Dez Bryant had a chance to catch a ball that would keep a drive going in the third quarter. But he dropped it.
And like two weeks ago in Kansas City, he said he took his eye off the ball trying to make sure he stayed in bounds.
If Dallas intends to continue with its 2:1 pass to run ratio, they cannot afford to suffer lapses in concentration for the receivers.
For Monte Kiffin's defense to be functional in Dallas the linebackers are going to have to be above average in pass coverage, and they are...from sideline to sideline. What gets them in trouble is that they are struggling in their ability to cover vertically.
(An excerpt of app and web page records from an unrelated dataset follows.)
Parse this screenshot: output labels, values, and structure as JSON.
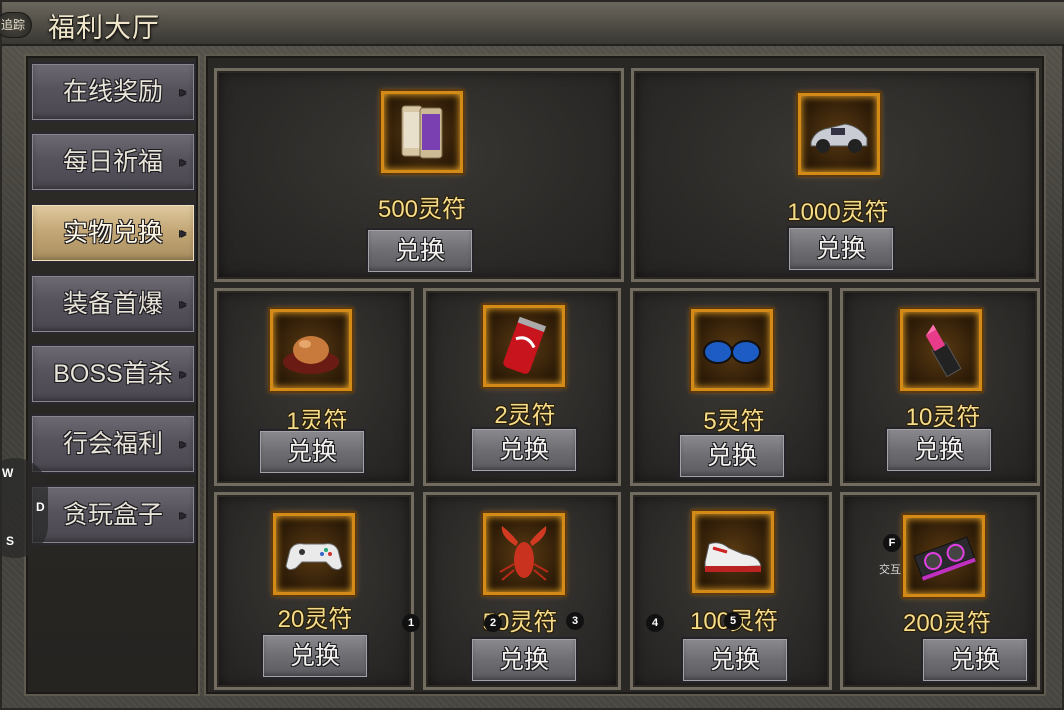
{
  "window": {
    "title": "福利大厅",
    "trace_label": "追踪"
  },
  "sidebar": {
    "items": [
      {
        "label": "在线奖励",
        "active": false
      },
      {
        "label": "每日祈福",
        "active": false
      },
      {
        "label": "实物兑换",
        "active": true
      },
      {
        "label": "装备首爆",
        "active": false
      },
      {
        "label": "BOSS首杀",
        "active": false
      },
      {
        "label": "行会福利",
        "active": false
      },
      {
        "label": "贪玩盒子",
        "active": false
      }
    ]
  },
  "rewards": {
    "button_label": "兑换",
    "items": [
      {
        "icon": "phone-icon",
        "price": "500灵符"
      },
      {
        "icon": "car-icon",
        "price": "1000灵符"
      },
      {
        "icon": "egg-icon",
        "price": "1灵符"
      },
      {
        "icon": "cola-can-icon",
        "price": "2灵符"
      },
      {
        "icon": "sunglasses-icon",
        "price": "5灵符"
      },
      {
        "icon": "lipstick-icon",
        "price": "10灵符"
      },
      {
        "icon": "gamepad-icon",
        "price": "20灵符"
      },
      {
        "icon": "lobster-icon",
        "price": "50灵符"
      },
      {
        "icon": "sneaker-icon",
        "price": "100灵符"
      },
      {
        "icon": "graphics-card-icon",
        "price": "200灵符"
      }
    ]
  },
  "overlay": {
    "joystick_keys": [
      "W",
      "D",
      "S"
    ],
    "hotkeys": [
      "1",
      "2",
      "3",
      "4",
      "5"
    ],
    "interact_key": "F",
    "interact_label": "交互"
  },
  "colors": {
    "price_gold": "#f4dc8a",
    "frame_orange": "#d48a16",
    "active_tab": "#c4a877"
  }
}
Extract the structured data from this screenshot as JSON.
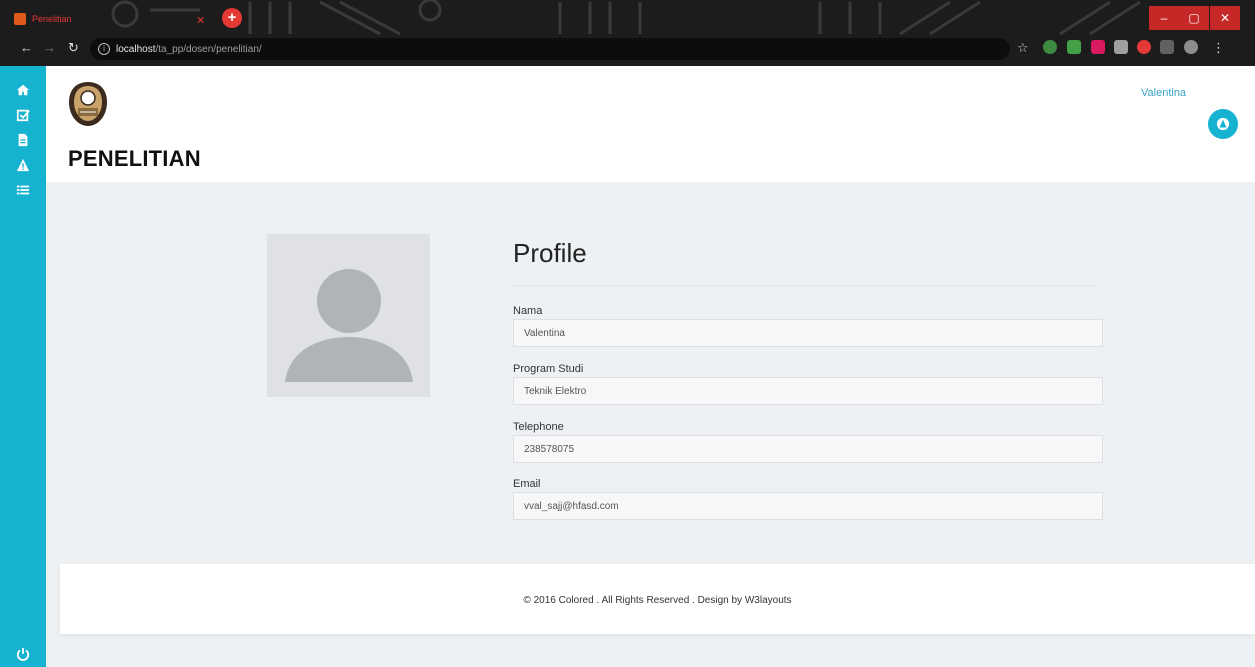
{
  "browser": {
    "tab_title": "Penelitian",
    "new_tab_label": "+",
    "url_host": "localhost",
    "url_path": "/ta_pp/dosen/penelitian/"
  },
  "sidebar": {
    "items": [
      {
        "icon": "home-icon"
      },
      {
        "icon": "checkbox-icon"
      },
      {
        "icon": "document-icon"
      },
      {
        "icon": "warning-icon"
      },
      {
        "icon": "list-icon"
      }
    ],
    "bottom_icon": "power-icon"
  },
  "header": {
    "page_title": "PENELITIAN",
    "user_name": "Valentina"
  },
  "profile": {
    "title": "Profile",
    "fields": [
      {
        "label": "Nama",
        "value": "Valentina"
      },
      {
        "label": "Program Studi",
        "value": "Teknik Elektro"
      },
      {
        "label": "Telephone",
        "value": "238578075"
      },
      {
        "label": "Email",
        "value": "vval_sajj@hfasd.com"
      }
    ]
  },
  "footer": {
    "text": "© 2016 Colored . All Rights Reserved . Design by ",
    "link": "W3layouts"
  },
  "colors": {
    "accent": "#16b3d1",
    "user_name": "#3aa6c9"
  }
}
Granted, Sean Lee had a great play on a deflected ball that he returned for a touchdown, but beyond that moment. the Dallas linebackers were abused by Antonio Gates and Danny Woodhead all afternoon.
Gates had 10 catches for 136 yards and a touchdown, and Woodhead caught five passes for 54 yards and two touchdowns.
It was the linebacking corps, specifically Bruce Carter and Sean Lee, who were beaten on each of Philip Rivers' three touchdown passes.
"They’ll be the first to tell you, and their coach will tell you, they’ve got some work to go. They’ve got a lot of work to do." - Jerry Jones
Woodhead abused Carter all day on Sunday. It was painfully obvious that he had no answers for the challenges that the 5' 8", 200-pound running back, and early in the third quarter he was benched in favor of Ernie Sims. It was a tough day for Bruce Carter, even when he played perfect coverage, he couldn't buy a break.
For Sean Lee, it was a roller coaster day. While he made a critical play before halftime and had twice as many tackles as anyone else on the field, it was also Lee who got beat by Antonio Gates on the touchdown that broke the Cowboys backs. He allowed Gates to get behind him midway through the fourth quarter and the veteran tight end made him pay. He went 56 yards for a touchdown to give the Chargers a two score lead.
"He got me caught up a little bit with my feet. When I’m engaged, I have to stay on top of the route. We got to all play with better technique and until we do that, teams are going to keep hitting us for big plays. That’s one of those plays we can’t have if we want to be a good football team." - Sean Lee
While the Cowboys brain-trust have shown their normal reluctance to address the issues with the media, Bruce Carter told the press exactly how he and Lee felt about their performance. "For us, it's embarrassing that we gave up that many yards."
While there were many more miscues than have been listed in this post, all three sub-topics illustrate how the Dallas Cowboys were out-coached and out-performed on Sunday. They did not conduct themselves the way a winning team does and until they show the initiative of a team that is capable of bringing a solid effort on a consistent basis, the Dallas Cowboys cannot expect anyone to take them seriously as a football team. For now they continue to sport the goat horns far too often.